I get to teach an elective. The beauty of this is that, within reason, I can make that class what I want it to be. For the last two years it has been a broadcasting class.
In this class I attempt to have students create various media projects that are then shared throughout the community. I attempt to teach the students what makes a "good" project. And then they did. My first semester group of 7th and 8th graders created an awesome virtual tour of newly renovated spaces in the middle school. Check that out here. That received some pretty awesome attention throughout the community and the architect company who designed the spaces.
Second semester started with a whole new group of kids ready to top what the last batch created. They were approached by our Inventions and Innovations teacher to create a presentation highlighting Cheney's first year success and struggles of implementing STEM and Engineering by Design curriculum. No big deal right?
She is getting on a plane on Monday to present to the International Technology Engineering Educators Association Conference, our video being part of that presentation.
These kids pulled this video off in SIX class periods. 43 minutes of class time every-other-day. (We are on a block schedule and electives occur in half-blocks in the afternoon, but still follow the every-other-day pattern.) This is the vast majority of February.
The lack of time was my fault. When I was told the presentation needed to be done by the 29th, I just assumed she meant March.
It's a Leap Year. She meant February 29th.
So in six class periods, my students interviewed teachers, took pictures, edited video, and worked their little tails off to get this done. WITH A DAY TO SPARE!!!
So...Here it is:
What exactly did I, the teacher, do to help this? Not much...
- On the introduction, I wrote the script. We used an app called Adobe Voice. I love it! If you are an iPad user, check it out. It's awesome! I assigned two 8th grade students to edit and change whatever they wanted on anything with that video, except the script.
- Students had to create small parts of the video and then email them to me separately. In order for this to work, the videos all had to be less than one minute. I helped do small editing techniques in order to get everything to fit.

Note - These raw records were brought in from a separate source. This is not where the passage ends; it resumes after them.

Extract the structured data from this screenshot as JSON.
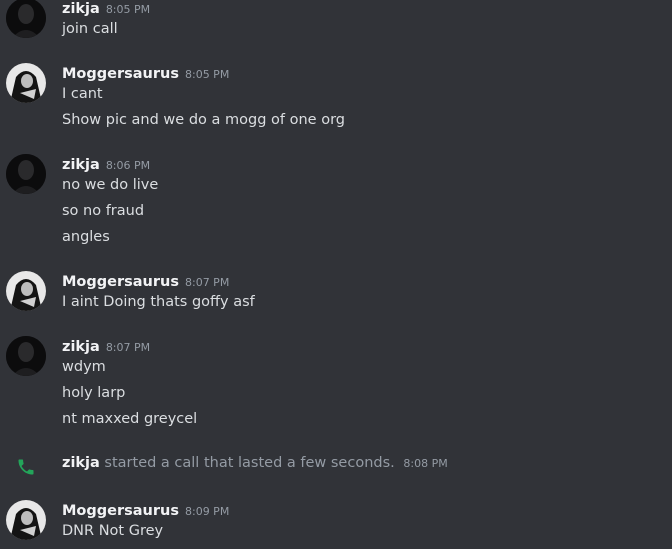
{
  "messages": [
    {
      "author": "zikja",
      "time": "8:05 PM",
      "lines": [
        "join call"
      ]
    },
    {
      "author": "Moggersaurus",
      "time": "8:05 PM",
      "lines": [
        "I cant",
        "Show pic and we do a mogg of one org"
      ]
    },
    {
      "author": "zikja",
      "time": "8:06 PM",
      "lines": [
        "no we do live",
        "so no fraud",
        "angles"
      ]
    },
    {
      "author": "Moggersaurus",
      "time": "8:07 PM",
      "lines": [
        "I aint Doing thats goffy asf"
      ]
    },
    {
      "author": "zikja",
      "time": "8:07 PM",
      "lines": [
        "wdym",
        "holy larp",
        "nt maxxed greycel"
      ]
    },
    {
      "author": "Moggersaurus",
      "time": "8:09 PM",
      "lines": [
        "DNR Not Grey"
      ]
    }
  ],
  "call_event": {
    "author": "zikja",
    "text": "started a call that lasted a few seconds.",
    "time": "8:08 PM",
    "icon": "phone-icon",
    "icon_color": "#23a55a"
  },
  "colors": {
    "background": "#313338",
    "username": "#f2f3f5",
    "message_text": "#dbdee1",
    "muted": "#949ba4"
  }
}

- I told them to redo things. Over, and over, and over again. They were sick of coming in and me saying "sorry to do this to you, but that wasn't good enough and I need you to fix it."
- I pulled a few kids in during study halls and teacher-aid times in order to work "overtime" on parts of the project that were taking longer.
- Continued to nag and hound them with the reminder that this is real life. We have been essentially "hired" to create this presentation and it has to be GOOD!
Talk about preparing kids for the "working world." Create a presentation over a topic you may not fully understand, you have a date that is has to be done, some of you will have to put in overtime, some of your "co-workers" may not work as hard as you, you will disagree, your "boss" (me) will criticize it and tell you it's not good enough.
When they finished an sat in the room watching the final presentation there was a since of relief that it was done, but more so PRIDE. They were proud of what they accomplished in a short amount of time, and they love that their work will be shared with others.